**Try it**
Print the data exactly as it is given, please.

Web page and app entries
▼

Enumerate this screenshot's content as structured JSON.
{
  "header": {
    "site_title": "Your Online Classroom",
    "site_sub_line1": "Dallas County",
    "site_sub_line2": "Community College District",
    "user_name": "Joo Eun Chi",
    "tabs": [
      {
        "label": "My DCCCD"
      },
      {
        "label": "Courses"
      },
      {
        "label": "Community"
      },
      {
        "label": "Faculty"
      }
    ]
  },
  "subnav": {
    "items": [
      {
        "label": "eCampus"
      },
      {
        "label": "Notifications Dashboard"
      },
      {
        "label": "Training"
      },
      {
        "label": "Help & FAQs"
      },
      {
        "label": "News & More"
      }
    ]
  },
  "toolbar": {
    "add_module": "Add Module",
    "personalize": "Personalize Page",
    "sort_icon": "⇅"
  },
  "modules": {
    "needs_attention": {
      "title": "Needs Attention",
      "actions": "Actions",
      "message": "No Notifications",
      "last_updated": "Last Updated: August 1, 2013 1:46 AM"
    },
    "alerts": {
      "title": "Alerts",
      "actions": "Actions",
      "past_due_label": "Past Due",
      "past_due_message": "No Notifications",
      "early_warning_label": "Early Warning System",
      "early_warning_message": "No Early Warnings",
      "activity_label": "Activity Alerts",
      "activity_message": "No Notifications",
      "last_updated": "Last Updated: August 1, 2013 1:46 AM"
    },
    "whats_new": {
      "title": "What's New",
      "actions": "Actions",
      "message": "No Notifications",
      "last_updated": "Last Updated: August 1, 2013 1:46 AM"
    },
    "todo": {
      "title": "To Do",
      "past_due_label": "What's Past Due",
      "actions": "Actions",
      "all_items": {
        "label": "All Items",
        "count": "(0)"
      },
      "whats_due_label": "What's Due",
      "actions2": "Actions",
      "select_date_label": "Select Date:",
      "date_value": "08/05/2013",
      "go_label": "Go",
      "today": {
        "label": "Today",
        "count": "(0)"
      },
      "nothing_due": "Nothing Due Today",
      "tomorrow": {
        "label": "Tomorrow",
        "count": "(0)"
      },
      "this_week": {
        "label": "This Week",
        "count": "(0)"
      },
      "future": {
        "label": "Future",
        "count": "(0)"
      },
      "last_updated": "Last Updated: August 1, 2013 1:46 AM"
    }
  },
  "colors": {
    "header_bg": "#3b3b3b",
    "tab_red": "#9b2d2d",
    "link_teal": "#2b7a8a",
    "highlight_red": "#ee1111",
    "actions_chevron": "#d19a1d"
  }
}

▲

**Written answer**
Enumerate this screenshot's content as structured JSON.
{
  "header": {
    "site_title": "Your Online Classroom",
    "site_sub_line1": "Dallas County",
    "site_sub_line2": "Community College District",
    "user_name": "Joo Eun Chi",
    "tabs": [
      {
        "label": "My DCCCD"
      },
      {
        "label": "Courses"
      },
      {
        "label": "Community"
      },
      {
        "label": "Faculty"
      }
    ]
  },
  "subnav": {
    "items": [
      {
        "label": "eCampus"
      },
      {
        "label": "Notifications Dashboard"
      },
      {
        "label": "Training"
      },
      {
        "label": "Help & FAQs"
      },
      {
        "label": "News & More"
      }
    ]
  },
  "toolbar": {
    "add_module": "Add Module",
    "personalize": "Personalize Page",
    "sort_icon": "⇅"
  },
  "modules": {
    "needs_attention": {
      "title": "Needs Attention",
      "actions": "Actions",
      "message": "No Notifications",
      "last_updated": "Last Updated: August 1, 2013 1:46 AM"
    },
    "alerts": {
      "title": "Alerts",
      "actions": "Actions",
      "past_due_label": "Past Due",
      "past_due_message": "No Notifications",
      "early_warning_label": "Early Warning System",
      "early_warning_message": "No Early Warnings",
      "activity_label": "Activity Alerts",
      "activity_message": "No Notifications",
      "last_updated": "Last Updated: August 1, 2013 1:46 AM"
    },
    "whats_new": {
      "title": "What's New",
      "actions": "Actions",
      "message": "No Notifications",
      "last_updated": "Last Updated: August 1, 2013 1:46 AM"
    },
    "todo": {
      "title": "To Do",
      "past_due_label": "What's Past Due",
      "actions": "Actions",
      "all_items": {
        "label": "All Items",
        "count": "(0)"
      },
      "whats_due_label": "What's Due",
      "actions2": "Actions",
      "select_date_label": "Select Date:",
      "date_value": "08/05/2013",
      "go_label": "Go",
      "today": {
        "label": "Today",
        "count": "(0)"
      },
      "nothing_due": "Nothing Due Today",
      "tomorrow": {
        "label": "Tomorrow",
        "count": "(0)"
      },
      "this_week": {
        "label": "This Week",
        "count": "(0)"
      },
      "future": {
        "label": "Future",
        "count": "(0)"
      },
      "last_updated": "Last Updated: August 1, 2013 1:46 AM"
    }
  },
  "colors": {
    "header_bg": "#3b3b3b",
    "tab_red": "#9b2d2d",
    "link_teal": "#2b7a8a",
    "highlight_red": "#ee1111",
    "actions_chevron": "#d19a1d"
  }
}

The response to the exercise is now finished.